Traditionally, Christians have taken three basic routes when it comes to this question: 1) the “Good-Christians-don’t-read-Harry-Potter” approach, which basically rejects culture as irredeemably fallen; 2) the “Harry-Potter-is-really-a-Christ-figure” approach, which basically finds an allegory for the Christian Faith behind every cultural bush; and 3) the “What’s-the-big-deal-about-Harry-Potter-anyway?” approach, that basically engages with it unreflectively as good, harmless fun.

I’d suggest that none of these approaches—blindly rejecting, blindly co-opting or blindly participating in popular culture—are ideal.  What is especially called for is something that, in high-falutin’ theological circles we call “cultural exegesis.”  The word “exegesis” means, “to draw meaning from and/or to interpret a text,” and cultural exegesis involves “reading” one’s own culture in a way that gets to its deepest meaning, and then interprets that meaning from a Christian perspective.  The best kind of cultural exegesis is actually a kind of conversation, where we think deeply about the meaning of what’s going on in popular culture, identify points of contact with, but also points of divergence from a Christian worldview, and engage with it in a way challenges us to live out our Christian convictions authentically in the public sphere.

Is it okay for a Christian to watch Gravity Falls?  Well, yes.

Especially if it can be the start of a conversation about a Christian worldview, and how it differs from a secular world view but at the same time speaks to some of the deepest questions a non-Christian culture seems to be asking.  This is what Paul did, for instance, when the Corinthian Church asked if Christians should eat meat that was sacrificed in a pagan temple, and his answer in 1 Corinthians 8 is sort of the prototype for Christian cultural exegesis. 

Well, that’s a pretty long preamble to the point of today’s post, which is to explain why the next month or so we’ll be spending some time discussing this very popular Disney show, looking at its themes and trying to understand their significance from a Christian perspective—kind of a “Christian view of the world from Gravity Falls.”

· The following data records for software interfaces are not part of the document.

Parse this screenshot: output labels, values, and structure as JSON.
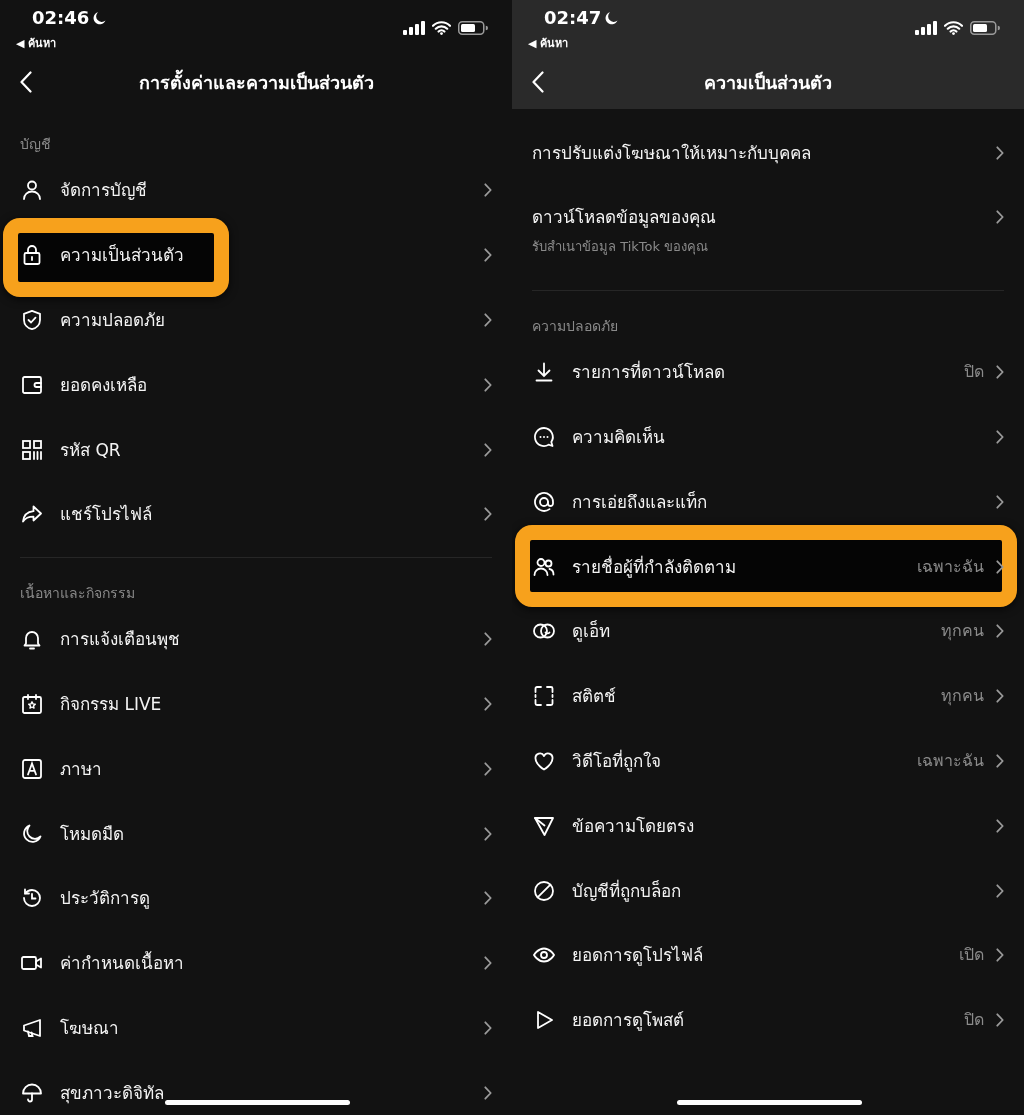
{
  "panels": [
    {
      "status_bar": {
        "time": "02:46",
        "back_link": "◀ ค้นหา"
      },
      "header": {
        "title": "การตั้งค่าและความเป็นส่วนตัว",
        "shaded": false
      },
      "sections": [
        {
          "title": "บัญชี",
          "items": [
            {
              "label": "จัดการบัญชี",
              "highlighted": false
            },
            {
              "label": "ความเป็นส่วนตัว",
              "highlighted": true
            },
            {
              "label": "ความปลอดภัย",
              "highlighted": false
            },
            {
              "label": "ยอดคงเหลือ",
              "highlighted": false
            },
            {
              "label": "รหัส QR",
              "highlighted": false
            },
            {
              "label": "แชร์โปรไฟล์",
              "highlighted": false
            }
          ]
        },
        {
          "title": "เนื้อหาและกิจกรรม",
          "items": [
            {
              "label": "การแจ้งเตือนพุช",
              "highlighted": false
            },
            {
              "label": "กิจกรรม LIVE",
              "highlighted": false
            },
            {
              "label": "ภาษา",
              "highlighted": false
            },
            {
              "label": "โหมดมืด",
              "highlighted": false
            },
            {
              "label": "ประวัติการดู",
              "highlighted": false
            },
            {
              "label": "ค่ากำหนดเนื้อหา",
              "highlighted": false
            },
            {
              "label": "โฆษณา",
              "highlighted": false
            },
            {
              "label": "สุขภาวะดิจิทัล",
              "highlighted": false
            }
          ]
        }
      ]
    },
    {
      "status_bar": {
        "time": "02:47",
        "back_link": "◀ ค้นหา"
      },
      "header": {
        "title": "ความเป็นส่วนตัว",
        "shaded": true
      },
      "sections": [
        {
          "items": [
            {
              "label": "การปรับแต่งโฆษณาให้เหมาะกับบุคคล",
              "highlighted": false
            },
            {
              "label": "ดาวน์โหลดข้อมูลของคุณ",
              "subtitle": "รับสำเนาข้อมูล TikTok ของคุณ",
              "highlighted": false
            }
          ]
        },
        {
          "title": "ความปลอดภัย",
          "items": [
            {
              "label": "รายการที่ดาวน์โหลด",
              "value": "ปิด",
              "highlighted": false
            },
            {
              "label": "ความคิดเห็น",
              "highlighted": false
            },
            {
              "label": "การเอ่ยถึงและแท็ก",
              "highlighted": false
            },
            {
              "label": "รายชื่อผู้ที่กำลังติดตาม",
              "value": "เฉพาะฉัน",
              "highlighted": true
            },
            {
              "label": "ดูเอ็ท",
              "value": "ทุกคน",
              "highlighted": false
            },
            {
              "label": "สติตช์",
              "value": "ทุกคน",
              "highlighted": false
            },
            {
              "label": "วิดีโอที่ถูกใจ",
              "value": "เฉพาะฉัน",
              "highlighted": false
            },
            {
              "label": "ข้อความโดยตรง",
              "highlighted": false
            },
            {
              "label": "บัญชีที่ถูกบล็อก",
              "highlighted": false
            },
            {
              "label": "ยอดการดูโปรไฟล์",
              "value": "เปิด",
              "highlighted": false
            },
            {
              "label": "ยอดการดูโพสต์",
              "value": "ปิด",
              "highlighted": false
            }
          ]
        }
      ]
    }
  ]
}
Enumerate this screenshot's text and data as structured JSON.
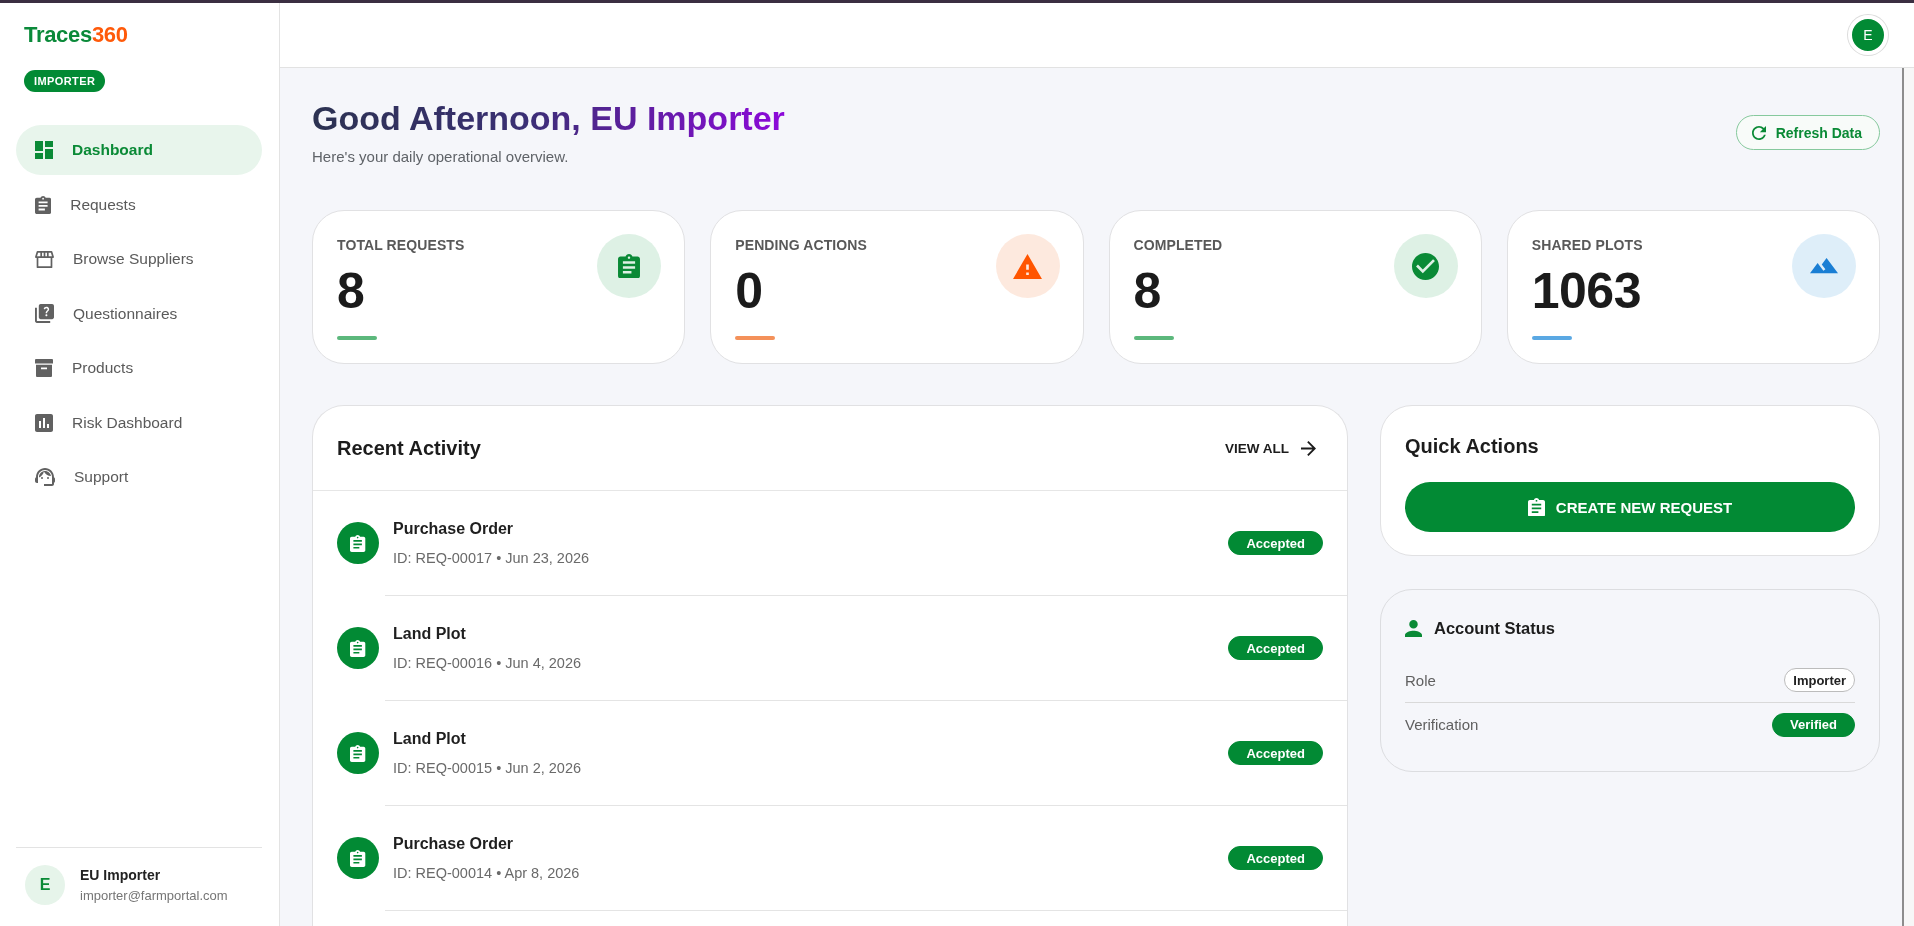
{
  "sidebar": {
    "logo": {
      "name": "Traces",
      "accent": "360"
    },
    "role_badge": "IMPORTER",
    "items": [
      {
        "label": "Dashboard",
        "selected": true
      },
      {
        "label": "Requests",
        "selected": false
      },
      {
        "label": "Browse Suppliers",
        "selected": false
      },
      {
        "label": "Questionnaires",
        "selected": false
      },
      {
        "label": "Products",
        "selected": false
      },
      {
        "label": "Risk Dashboard",
        "selected": false
      },
      {
        "label": "Support",
        "selected": false
      }
    ],
    "user": {
      "initial": "E",
      "name": "EU Importer",
      "email": "importer@farmportal.com"
    }
  },
  "header": {
    "avatar": "E"
  },
  "greeting": {
    "title": "Good Afternoon, EU Importer",
    "subtitle": "Here's your daily operational overview.",
    "refresh_button": "Refresh Data"
  },
  "stats": [
    {
      "label": "TOTAL REQUESTS",
      "value": "8",
      "color": "#5cb87c"
    },
    {
      "label": "PENDING ACTIONS",
      "value": "0",
      "color": "#f4915a"
    },
    {
      "label": "COMPLETED",
      "value": "8",
      "color": "#5cb87c"
    },
    {
      "label": "SHARED PLOTS",
      "value": "1063",
      "color": "#5aa8e3"
    }
  ],
  "recent_activity": {
    "title": "Recent Activity",
    "view_all": "VIEW ALL",
    "rows": [
      {
        "title": "Purchase Order",
        "meta": "ID: REQ-00017 • Jun 23, 2026",
        "status": "Accepted"
      },
      {
        "title": "Land Plot",
        "meta": "ID: REQ-00016 • Jun 4, 2026",
        "status": "Accepted"
      },
      {
        "title": "Land Plot",
        "meta": "ID: REQ-00015 • Jun 2, 2026",
        "status": "Accepted"
      },
      {
        "title": "Purchase Order",
        "meta": "ID: REQ-00014 • Apr 8, 2026",
        "status": "Accepted"
      }
    ]
  },
  "quick_actions": {
    "title": "Quick Actions",
    "button": "CREATE NEW REQUEST"
  },
  "account_status": {
    "title": "Account Status",
    "rows": [
      {
        "label": "Role",
        "value": "Importer",
        "kind": "outline"
      },
      {
        "label": "Verification",
        "value": "Verified",
        "kind": "filled"
      }
    ]
  }
}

As a blog series, this is meant, on the one hand, very directly, as a way of engaging with a cultural phenomenon that the youth in my circle of influence find very compelling, but it’s also meant to model and encourage Christian cultural exegesis more generally.  After all, the work of cultural exegesis is harder work than simply rejecting or blindly co-opting, but it is, I’d argue, more rewarding, and probably, too, more Christlike.